**WHAT YOU HAVE TO DO**
Gather each line of the entries below that includes "desc".

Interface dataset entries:
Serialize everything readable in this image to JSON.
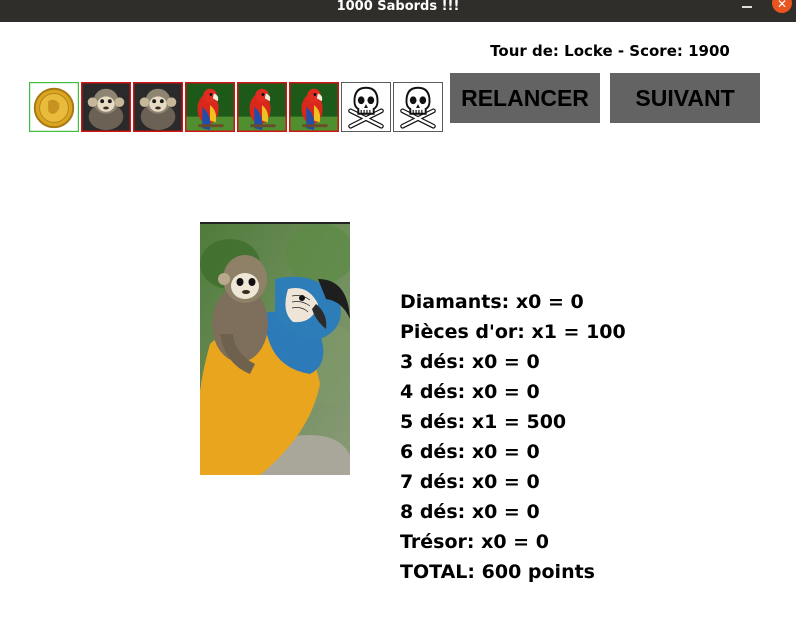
{
  "window": {
    "title": "1000 Sabords !!!"
  },
  "turn_info": "Tour de: Locke - Score: 1900",
  "dice": [
    {
      "face": "coin-icon",
      "border": "#3fbf3f"
    },
    {
      "face": "monkey-icon",
      "border": "#d21414"
    },
    {
      "face": "monkey-icon",
      "border": "#d21414"
    },
    {
      "face": "parrot-icon",
      "border": "#d21414"
    },
    {
      "face": "parrot-icon",
      "border": "#d21414"
    },
    {
      "face": "parrot-icon",
      "border": "#d21414"
    },
    {
      "face": "skull-icon",
      "border": "#555555"
    },
    {
      "face": "skull-icon",
      "border": "#555555"
    }
  ],
  "buttons": {
    "reroll": "RELANCER",
    "next": "SUIVANT"
  },
  "card": {
    "image": "monkey-and-parrot-card"
  },
  "score_lines": [
    "Diamants: x0 = 0",
    "Pièces d'or: x1 = 100",
    "3 dés: x0 = 0",
    "4 dés: x0 = 0",
    "5 dés: x1 = 500",
    "6 dés: x0 = 0",
    "7 dés: x0 = 0",
    "8 dés: x0 = 0",
    "Trésor: x0 = 0",
    "TOTAL: 600 points"
  ]
}
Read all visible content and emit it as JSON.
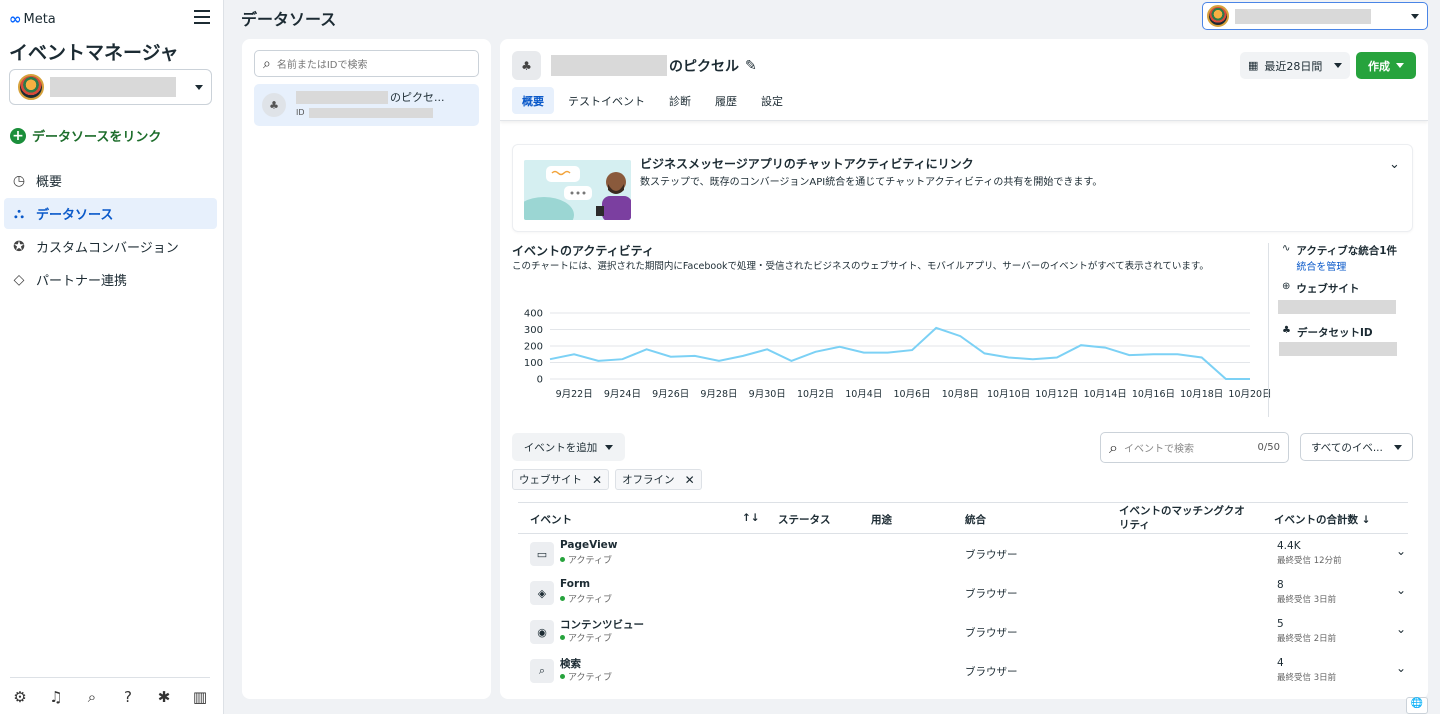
{
  "sidebar": {
    "logo": "Meta",
    "app_title": "イベントマネージャ",
    "link_datasource": "データソースをリンク",
    "nav": [
      {
        "label": "概要",
        "icon": "gauge-icon"
      },
      {
        "label": "データソース",
        "icon": "datasource-icon",
        "active": true
      },
      {
        "label": "カスタムコンバージョン",
        "icon": "star-icon"
      },
      {
        "label": "パートナー連携",
        "icon": "handshake-icon"
      }
    ],
    "bottom_icons": [
      "gear-icon",
      "bell-icon",
      "search-icon",
      "help-icon",
      "bug-icon",
      "panel-icon"
    ]
  },
  "header": {
    "page_title": "データソース"
  },
  "list": {
    "search_placeholder": "名前またはIDで検索",
    "item_suffix": "のピクセ...",
    "item_id_label": "ID"
  },
  "main": {
    "title_suffix": "のピクセル",
    "date_range": "最近28日間",
    "create_label": "作成",
    "tabs": [
      "概要",
      "テストイベント",
      "診断",
      "履歴",
      "設定"
    ],
    "promo": {
      "title": "ビジネスメッセージアプリのチャットアクティビティにリンク",
      "desc": "数ステップで、既存のコンバージョンAPI統合を通じてチャットアクティビティの共有を開始できます。"
    },
    "activity": {
      "title": "イベントのアクティビティ",
      "desc": "このチャートには、選択された期間内にFacebookで処理・受信されたビジネスのウェブサイト、モバイルアプリ、サーバーのイベントがすべて表示されています。"
    },
    "side_info": {
      "integrations": "アクティブな統合1件",
      "manage_link": "統合を管理",
      "website_label": "ウェブサイト",
      "dataset_label": "データセットID"
    },
    "add_event": "イベントを追加",
    "event_search_placeholder": "イベントで検索",
    "event_search_count": "0/50",
    "all_events": "すべてのイベ...",
    "chips": [
      "ウェブサイト",
      "オフライン"
    ],
    "table": {
      "headers": {
        "event": "イベント",
        "sort": "↑↓",
        "status": "ステータス",
        "usage": "用途",
        "integration": "統合",
        "quality": "イベントのマッチングクオリティ",
        "total": "イベントの合計数 ↓"
      },
      "rows": [
        {
          "name": "PageView",
          "status": "アクティブ",
          "integration": "ブラウザー",
          "total": "4.4K",
          "last": "最終受信 12分前",
          "icon": "page-icon",
          "glyph": "▭"
        },
        {
          "name": "Form",
          "status": "アクティブ",
          "integration": "ブラウザー",
          "total": "8",
          "last": "最終受信 3日前",
          "icon": "tag-icon",
          "glyph": "◈"
        },
        {
          "name": "コンテンツビュー",
          "status": "アクティブ",
          "integration": "ブラウザー",
          "total": "5",
          "last": "最終受信 2日前",
          "icon": "eye-icon",
          "glyph": "◉"
        },
        {
          "name": "検索",
          "status": "アクティブ",
          "integration": "ブラウザー",
          "total": "4",
          "last": "最終受信 3日前",
          "icon": "search-icon",
          "glyph": "⌕"
        }
      ]
    }
  },
  "chart_data": {
    "type": "line",
    "x": [
      "9月21日",
      "9月22日",
      "9月23日",
      "9月24日",
      "9月25日",
      "9月26日",
      "9月27日",
      "9月28日",
      "9月29日",
      "9月30日",
      "10月1日",
      "10月2日",
      "10月3日",
      "10月4日",
      "10月5日",
      "10月6日",
      "10月7日",
      "10月8日",
      "10月9日",
      "10月10日",
      "10月11日",
      "10月12日",
      "10月13日",
      "10月14日",
      "10月15日",
      "10月16日",
      "10月17日",
      "10月18日",
      "10月19日",
      "10月20日"
    ],
    "tick_labels": [
      "9月22日",
      "9月24日",
      "9月26日",
      "9月28日",
      "9月30日",
      "10月2日",
      "10月4日",
      "10月6日",
      "10月8日",
      "10月10日",
      "10月12日",
      "10月14日",
      "10月16日",
      "10月18日",
      "10月20日"
    ],
    "values": [
      120,
      150,
      110,
      120,
      180,
      135,
      140,
      110,
      140,
      180,
      110,
      165,
      195,
      160,
      160,
      175,
      310,
      260,
      155,
      130,
      120,
      130,
      205,
      190,
      145,
      150,
      150,
      130,
      0,
      0
    ],
    "ylim": [
      0,
      400
    ],
    "yticks": [
      0,
      100,
      200,
      300,
      400
    ],
    "color": "#7cd1f5",
    "grid": true
  }
}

**RESPONSE TO THE TASK**
      "desc": "数ステップで、既存のコンバージョンAPI統合を通じてチャットアクティビティの共有を開始できます。"
      "desc": "このチャートには、選択された期間内にFacebookで処理・受信されたビジネスのウェブサイト、モバイルアプリ、サーバーのイベントがすべて表示されています。"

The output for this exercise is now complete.